Claire (Sara Paxton), a 20-something desk clerk at an old New England inn, decides to investigate whether the hotel is haunted in director Ti West's latest film, The Innkeepers.
There's a kind of horror movie you don't have to be a horror fan to enjoy: The Shining and Rosemary's Baby are a couple of examples; but The House of the Devil, a film from three years ago, might belong on that list as well.
House, about a seriously unlucky babysitter who reluctantly takes a gig at a shadowy mansion in the middle of nowhere, was directed by 31-year-old Ti West. West is known for making horror movies, and his films stand out: They're slowly paced, with minimal gore and a distinctive look borrowed from classic 1980s fright flicks.
In fact, West set House in the '80s, when the news was filled with real-life prosecutions of allegedly devil-worshipping preschool teachers. West tells NPR's Neda Ulaby that he's just old enough to remember that "Satanic panic."
"I'm an only child, and I'm a bit of a weirdo — I really kind of absorbed everything around me," West says. "So I do absolutely remember my mother saying, 'You can't go to the park because a van will come along and pick you up and [people will] sacrifice you to the devil.' And she believed it."
Ti West, director of The Innkeepers
House established West as a masterful mimic of '80s horror, from the rotary phones to the credits' font. But West dislikes being pegged as the vintage-horror guy.
"Everyone said it was an homage to the '80s, and really I was making an '80s period piece," West says.
That might be a little disingenuous, says Adam Hart, a film scholar who studies horror.
"There's a loving fetishization of clothing and hairstyles [in the film]," Hart says. "I don't think I've seen a Walkman play such a prominent role in any film ever."
The babysitter, having taken the job, is alone in the house.
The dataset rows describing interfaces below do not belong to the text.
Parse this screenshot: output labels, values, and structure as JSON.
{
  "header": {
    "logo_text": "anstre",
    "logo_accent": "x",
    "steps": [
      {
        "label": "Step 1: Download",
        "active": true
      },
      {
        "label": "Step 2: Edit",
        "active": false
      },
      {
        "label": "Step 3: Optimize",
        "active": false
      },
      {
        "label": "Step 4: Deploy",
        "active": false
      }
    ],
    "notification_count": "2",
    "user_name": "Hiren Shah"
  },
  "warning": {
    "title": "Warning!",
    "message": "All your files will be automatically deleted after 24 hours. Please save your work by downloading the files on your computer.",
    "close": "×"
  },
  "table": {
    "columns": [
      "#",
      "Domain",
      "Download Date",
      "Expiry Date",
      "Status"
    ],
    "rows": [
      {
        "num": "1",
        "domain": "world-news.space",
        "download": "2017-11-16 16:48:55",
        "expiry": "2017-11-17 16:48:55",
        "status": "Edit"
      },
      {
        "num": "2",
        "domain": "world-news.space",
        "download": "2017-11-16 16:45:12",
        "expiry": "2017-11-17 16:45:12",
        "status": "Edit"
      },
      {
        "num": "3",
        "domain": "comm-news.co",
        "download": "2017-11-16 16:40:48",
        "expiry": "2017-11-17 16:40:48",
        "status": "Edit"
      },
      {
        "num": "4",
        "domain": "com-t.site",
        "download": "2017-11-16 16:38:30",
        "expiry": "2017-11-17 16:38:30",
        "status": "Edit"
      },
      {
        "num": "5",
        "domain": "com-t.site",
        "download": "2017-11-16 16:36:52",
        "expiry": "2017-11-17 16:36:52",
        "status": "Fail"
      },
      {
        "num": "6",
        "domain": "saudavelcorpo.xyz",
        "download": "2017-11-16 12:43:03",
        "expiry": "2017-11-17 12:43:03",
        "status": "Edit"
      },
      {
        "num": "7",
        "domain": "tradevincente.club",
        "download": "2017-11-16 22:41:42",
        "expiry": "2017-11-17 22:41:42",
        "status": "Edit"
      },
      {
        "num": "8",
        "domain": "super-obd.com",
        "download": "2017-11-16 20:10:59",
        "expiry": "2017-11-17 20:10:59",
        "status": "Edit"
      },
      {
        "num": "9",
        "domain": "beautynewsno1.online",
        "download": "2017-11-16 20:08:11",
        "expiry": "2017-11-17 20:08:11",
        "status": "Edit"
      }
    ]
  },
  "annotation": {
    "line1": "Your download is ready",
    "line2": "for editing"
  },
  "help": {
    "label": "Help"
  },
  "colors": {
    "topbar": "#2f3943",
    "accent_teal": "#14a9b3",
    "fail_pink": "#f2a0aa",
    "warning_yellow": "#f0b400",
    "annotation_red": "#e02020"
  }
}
She dances on the furniture, pokes through jumbled drawers, peeks into dark closets and explores room after ominous room.
"Every time she walks into a room, you think, 'Well, this movie is called House of the Devil, so something's gonna pop out at her and kill her,' " says West. Not so, he explains. As the moments stretch on, with nothing happening, something happens for the audience:
"You think, 'It has to happen in this room, because it would be insane to have her go into this room and not have something happen,' " he says. "Then when it doesn't, you kind of have to give up on being ahead of the movie."
Suspense In Slowness, In Life And In Film
West grew up in King of Prussia, Pa. His mother works at a hospital gift shop, and he sold jeans at Diesel while shooting his first feature film.
"I've had every minimum-wage job known to man — and I don't want to go back to minimum-wage jobs, but I have a fondness for that," West says. "So I wanted to make a movie that encapsulated that feeling of being stuck at work, and the apathy that comes with it."
The oppressive suspense of House reflects the tedium of low-wage work and how we pass the time, says Hart.
"It introduces the horrific and the supernatural into everyday rhythms," he says.
In West's new movie, The Innkeepers, he toys with that idea again, even as he explores another favored horror trope — the haunted hotel.
Low-wage desk-clerks Claire and Luke (Pat Healy) break up the monotony by hunting for the ghost of a woman rumored to have died in the hotel.
At the Yankee Pedlar Inn, the innkeepers in question aren't the owners but a couple of low-level workers. Claire and Luke, both in their 20s, clean the rooms, answer phones, and pull pranks on each other to stave off the boredom of taking care of the inn and its demanding guests.
The only thing that inspires Claire is searching through the hotel after hours for evidence of a ghost. Since this is a haunted hotel in a horror movie, you could speculate on what happens next. But how it happens may be more surprising.
Larry Fessenden, a respected independent horror director who produced The Innkeepers, says West's slow, deliberate pacing subverts not only the frenzied rhythms of contemporary horror films but the rhythms of contemporary life.
"There's obviously the 'slow food' movement and the 'slow this and that' movement, which is just to say, 'Everyone, take a chill pill,' " Fessenden says. "I feel that, in some way, Ti's doing that in his filmmaking."
Fessenden appreciates what he calls West's observational approach to horror and the craftsmanship he brings to a genre that can often feel cheap or over the top. By probing and prolonging the chills, he says, West is making them more meaningful.